- Task to carry out
Complete, exact copies of all entries are needed.

═══ Given information ═══

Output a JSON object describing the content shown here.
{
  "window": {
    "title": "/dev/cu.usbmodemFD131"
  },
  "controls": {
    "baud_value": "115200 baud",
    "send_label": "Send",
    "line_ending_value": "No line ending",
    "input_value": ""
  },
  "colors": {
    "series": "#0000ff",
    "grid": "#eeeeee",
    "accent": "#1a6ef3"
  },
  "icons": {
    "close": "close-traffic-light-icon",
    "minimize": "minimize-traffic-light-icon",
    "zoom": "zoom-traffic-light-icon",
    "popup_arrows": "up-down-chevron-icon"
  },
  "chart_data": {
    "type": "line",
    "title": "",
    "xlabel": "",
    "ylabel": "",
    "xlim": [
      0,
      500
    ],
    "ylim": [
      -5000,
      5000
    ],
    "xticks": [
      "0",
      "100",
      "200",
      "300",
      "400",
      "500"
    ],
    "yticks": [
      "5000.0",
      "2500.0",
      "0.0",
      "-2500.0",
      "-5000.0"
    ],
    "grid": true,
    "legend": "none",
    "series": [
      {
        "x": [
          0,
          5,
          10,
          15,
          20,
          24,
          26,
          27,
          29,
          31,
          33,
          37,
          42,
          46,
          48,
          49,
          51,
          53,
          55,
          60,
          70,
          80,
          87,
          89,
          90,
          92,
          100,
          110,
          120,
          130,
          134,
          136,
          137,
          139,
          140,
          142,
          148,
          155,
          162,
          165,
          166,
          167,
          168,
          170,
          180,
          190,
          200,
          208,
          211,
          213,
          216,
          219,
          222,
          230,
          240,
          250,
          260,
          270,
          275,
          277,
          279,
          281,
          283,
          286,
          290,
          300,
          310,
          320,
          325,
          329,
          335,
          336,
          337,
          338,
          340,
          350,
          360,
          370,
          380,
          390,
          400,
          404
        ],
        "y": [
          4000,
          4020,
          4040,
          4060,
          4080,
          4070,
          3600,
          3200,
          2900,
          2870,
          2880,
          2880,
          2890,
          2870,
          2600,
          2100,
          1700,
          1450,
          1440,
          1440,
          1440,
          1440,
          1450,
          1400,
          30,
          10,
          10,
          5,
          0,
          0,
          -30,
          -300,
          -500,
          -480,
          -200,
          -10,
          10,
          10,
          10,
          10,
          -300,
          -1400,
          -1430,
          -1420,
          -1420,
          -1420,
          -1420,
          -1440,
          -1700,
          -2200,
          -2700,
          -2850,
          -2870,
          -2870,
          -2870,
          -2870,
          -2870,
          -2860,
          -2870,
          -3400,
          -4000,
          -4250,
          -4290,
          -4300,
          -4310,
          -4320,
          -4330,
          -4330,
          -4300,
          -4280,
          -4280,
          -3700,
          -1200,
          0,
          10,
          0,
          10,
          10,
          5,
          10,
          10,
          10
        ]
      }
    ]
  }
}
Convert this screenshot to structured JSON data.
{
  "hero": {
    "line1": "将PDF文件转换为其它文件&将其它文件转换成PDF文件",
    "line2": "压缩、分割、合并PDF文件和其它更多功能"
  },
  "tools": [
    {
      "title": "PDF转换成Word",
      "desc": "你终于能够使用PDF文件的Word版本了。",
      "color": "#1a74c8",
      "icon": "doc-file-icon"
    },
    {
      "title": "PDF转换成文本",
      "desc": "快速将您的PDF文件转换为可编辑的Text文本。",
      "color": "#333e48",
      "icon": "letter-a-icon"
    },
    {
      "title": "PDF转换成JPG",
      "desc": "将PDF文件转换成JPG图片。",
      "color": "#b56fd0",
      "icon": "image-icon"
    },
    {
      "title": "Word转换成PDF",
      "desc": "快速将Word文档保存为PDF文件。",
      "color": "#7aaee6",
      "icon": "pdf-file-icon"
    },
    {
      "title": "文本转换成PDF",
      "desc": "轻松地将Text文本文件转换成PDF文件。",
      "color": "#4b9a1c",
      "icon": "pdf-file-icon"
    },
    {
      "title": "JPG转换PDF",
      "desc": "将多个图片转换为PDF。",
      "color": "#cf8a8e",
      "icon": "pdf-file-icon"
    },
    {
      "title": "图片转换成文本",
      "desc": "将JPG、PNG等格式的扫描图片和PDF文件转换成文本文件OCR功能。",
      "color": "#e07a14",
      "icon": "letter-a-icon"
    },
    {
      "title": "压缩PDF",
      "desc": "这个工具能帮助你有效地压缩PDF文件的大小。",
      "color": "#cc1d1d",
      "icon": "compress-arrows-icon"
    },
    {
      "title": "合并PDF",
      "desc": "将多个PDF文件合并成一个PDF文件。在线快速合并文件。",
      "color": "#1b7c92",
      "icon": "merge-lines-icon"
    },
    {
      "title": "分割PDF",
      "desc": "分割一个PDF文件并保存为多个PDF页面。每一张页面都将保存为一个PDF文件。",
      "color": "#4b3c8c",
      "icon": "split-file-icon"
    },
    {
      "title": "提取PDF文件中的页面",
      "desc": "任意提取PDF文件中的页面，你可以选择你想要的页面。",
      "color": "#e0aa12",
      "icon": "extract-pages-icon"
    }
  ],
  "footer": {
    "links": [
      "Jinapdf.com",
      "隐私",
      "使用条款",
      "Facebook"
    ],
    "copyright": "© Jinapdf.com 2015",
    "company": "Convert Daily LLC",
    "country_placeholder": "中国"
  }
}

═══

- Output for this exercise
Output a JSON object describing the content shown here.
{
  "window": {
    "title": "/dev/cu.usbmodemFD131"
  },
  "controls": {
    "baud_value": "115200 baud",
    "send_label": "Send",
    "line_ending_value": "No line ending",
    "input_value": ""
  },
  "colors": {
    "series": "#0000ff",
    "grid": "#eeeeee",
    "accent": "#1a6ef3"
  },
  "icons": {
    "close": "close-traffic-light-icon",
    "minimize": "minimize-traffic-light-icon",
    "zoom": "zoom-traffic-light-icon",
    "popup_arrows": "up-down-chevron-icon"
  },
  "chart_data": {
    "type": "line",
    "title": "",
    "xlabel": "",
    "ylabel": "",
    "xlim": [
      0,
      500
    ],
    "ylim": [
      -5000,
      5000
    ],
    "xticks": [
      "0",
      "100",
      "200",
      "300",
      "400",
      "500"
    ],
    "yticks": [
      "5000.0",
      "2500.0",
      "0.0",
      "-2500.0",
      "-5000.0"
    ],
    "grid": true,
    "legend": "none",
    "series": [
      {
        "x": [
          0,
          5,
          10,
          15,
          20,
          24,
          26,
          27,
          29,
          31,
          33,
          37,
          42,
          46,
          48,
          49,
          51,
          53,
          55,
          60,
          70,
          80,
          87,
          89,
          90,
          92,
          100,
          110,
          120,
          130,
          134,
          136,
          137,
          139,
          140,
          142,
          148,
          155,
          162,
          165,
          166,
          167,
          168,
          170,
          180,
          190,
          200,
          208,
          211,
          213,
          216,
          219,
          222,
          230,
          240,
          250,
          260,
          270,
          275,
          277,
          279,
          281,
          283,
          286,
          290,
          300,
          310,
          320,
          325,
          329,
          335,
          336,
          337,
          338,
          340,
          350,
          360,
          370,
          380,
          390,
          400,
          404
        ],
        "y": [
          4000,
          4020,
          4040,
          4060,
          4080,
          4070,
          3600,
          3200,
          2900,
          2870,
          2880,
          2880,
          2890,
          2870,
          2600,
          2100,
          1700,
          1450,
          1440,
          1440,
          1440,
          1440,
          1450,
          1400,
          30,
          10,
          10,
          5,
          0,
          0,
          -30,
          -300,
          -500,
          -480,
          -200,
          -10,
          10,
          10,
          10,
          10,
          -300,
          -1400,
          -1430,
          -1420,
          -1420,
          -1420,
          -1420,
          -1440,
          -1700,
          -2200,
          -2700,
          -2850,
          -2870,
          -2870,
          -2870,
          -2870,
          -2870,
          -2860,
          -2870,
          -3400,
          -4000,
          -4250,
          -4290,
          -4300,
          -4310,
          -4320,
          -4330,
          -4330,
          -4300,
          -4280,
          -4280,
          -3700,
          -1200,
          0,
          10,
          0,
          10,
          10,
          5,
          10,
          10,
          10
        ]
      }
    ]
  }
}
Convert this screenshot to structured JSON data.
{
  "hero": {
    "line1": "将PDF文件转换为其它文件&将其它文件转换成PDF文件",
    "line2": "压缩、分割、合并PDF文件和其它更多功能"
  },
  "tools": [
    {
      "title": "PDF转换成Word",
      "desc": "你终于能够使用PDF文件的Word版本了。",
      "color": "#1a74c8",
      "icon": "doc-file-icon"
    },
    {
      "title": "PDF转换成文本",
      "desc": "快速将您的PDF文件转换为可编辑的Text文本。",
      "color": "#333e48",
      "icon": "letter-a-icon"
    },
    {
      "title": "PDF转换成JPG",
      "desc": "将PDF文件转换成JPG图片。",
      "color": "#b56fd0",
      "icon": "image-icon"
    },
    {
      "title": "Word转换成PDF",
      "desc": "快速将Word文档保存为PDF文件。",
      "color": "#7aaee6",
      "icon": "pdf-file-icon"
    },
    {
      "title": "文本转换成PDF",
      "desc": "轻松地将Text文本文件转换成PDF文件。",
      "color": "#4b9a1c",
      "icon": "pdf-file-icon"
    },
    {
      "title": "JPG转换PDF",
      "desc": "将多个图片转换为PDF。",
      "color": "#cf8a8e",
      "icon": "pdf-file-icon"
    },
    {
      "title": "图片转换成文本",
      "desc": "将JPG、PNG等格式的扫描图片和PDF文件转换成文本文件OCR功能。",
      "color": "#e07a14",
      "icon": "letter-a-icon"
    },
    {
      "title": "压缩PDF",
      "desc": "这个工具能帮助你有效地压缩PDF文件的大小。",
      "color": "#cc1d1d",
      "icon": "compress-arrows-icon"
    },
    {
      "title": "合并PDF",
      "desc": "将多个PDF文件合并成一个PDF文件。在线快速合并文件。",
      "color": "#1b7c92",
      "icon": "merge-lines-icon"
    },
    {
      "title": "分割PDF",
      "desc": "分割一个PDF文件并保存为多个PDF页面。每一张页面都将保存为一个PDF文件。",
      "color": "#4b3c8c",
      "icon": "split-file-icon"
    },
    {
      "title": "提取PDF文件中的页面",
      "desc": "任意提取PDF文件中的页面，你可以选择你想要的页面。",
      "color": "#e0aa12",
      "icon": "extract-pages-icon"
    }
  ],
  "footer": {
    "links": [
      "Jinapdf.com",
      "隐私",
      "使用条款",
      "Facebook"
    ],
    "copyright": "© Jinapdf.com 2015",
    "company": "Convert Daily LLC",
    "country_placeholder": "中国"
  }
}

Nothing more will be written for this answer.